3 Crucial Tips for Singing and Playing At The Same Time

By Tracy Laslop

North Vancouver Guitar School
Plenty of great instrumental musicians have no idea how to sing and play their instrument at the same time… that’s fine if you never ever want to sing and play at the same time. But why wouldn’t you? Being able to do both really shows off your skills… you’re playing TWO instruments at the same time this way! And who doesn’t want to show off a little sometimes?

Not only that… but singing is an incredibly emotional and personal method of performance. Adding your own voice to your music brings a different kind of vulnerability and honesty to your music. It will definitely open new worlds of composition for you, too.

If you don’t think you can sing – it’s a lie! Someone told you a total lie once if you believe you can’t sing. If you have a voice, you can sing – or learn to sing. I promise! If you don’t believe me, take vocal lessons. You’ll be amazed at the improvement you can make in your singing, AND transfer those skills to your instrument, when you learn to sing!

No matter if you’re playing piano, guitar, ukulele, mandolin, or Merlin, or anything else (that isn’t a wind instrument…) it’s worth it to learn how to sing while playing your instrument. This is a versatile skill that can be transferred from instrument to instrument!

Here are 3 important tips to help you when you start to learn to sing and play:

1. Breathe
The most important thing to do is to practice breathing while you play your instrument. Sounds simple, right? Unfortunately, musicians tend to hold their breath while concentrating on their instrument. I don’t know why we do this… Maybe to keep still, or because we’re nervous!
Yet, holding your breath just reduces muscle and brain function.

Why? Because of the lack of oxygen… a loss of brain function won’t make your playing better at all!

The best way to practice this step is to concentrate on your breathing while you play an easy passage, or the chords that you want to sing over.

This can take time, but the more time you spend here, the easier the next steps will be.

No matter what instrument you are playing, do not expect yourself to sing the melody on top of the chords at full speed right away.

The best way to sync the hands and the voice is to slow down both to a very slow speed, and try to sing slowly over the slow chords.

Don’t worry about making your pitch accurate, or making everything perfect. Just focus on the rhythm of the words, and the rhythm of the chords – nothing else matters when you’re learning to sync these two things together.
Slowing things down will make everything easier to layer together.

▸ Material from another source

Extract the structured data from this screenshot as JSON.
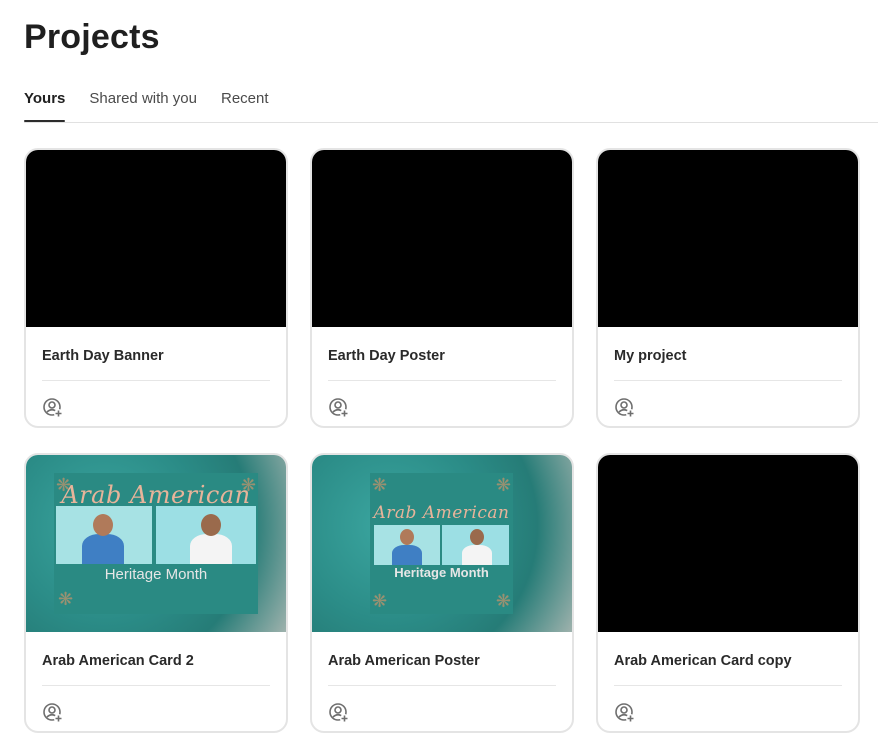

3. Try speaking the words first
If the above step is still too tricky, try to just SAY the words, or mouth them – this helps because if you’re just mouthing the words, you’re still starting to match the movements of your mouth with the movements of your hands… but you’re taking the voice/vocal pitches away from the task, which makes the task a little easier, to start.

I wish you the best of luck! Take your time and GO SLOW… and have fun!

Tracy Laslop of North Vancouver Guitar School is the only guitar teacher on the North Shore specializing in teaching children and youth. Her philosophy is to help her students grow throughout their lives, through the power of music.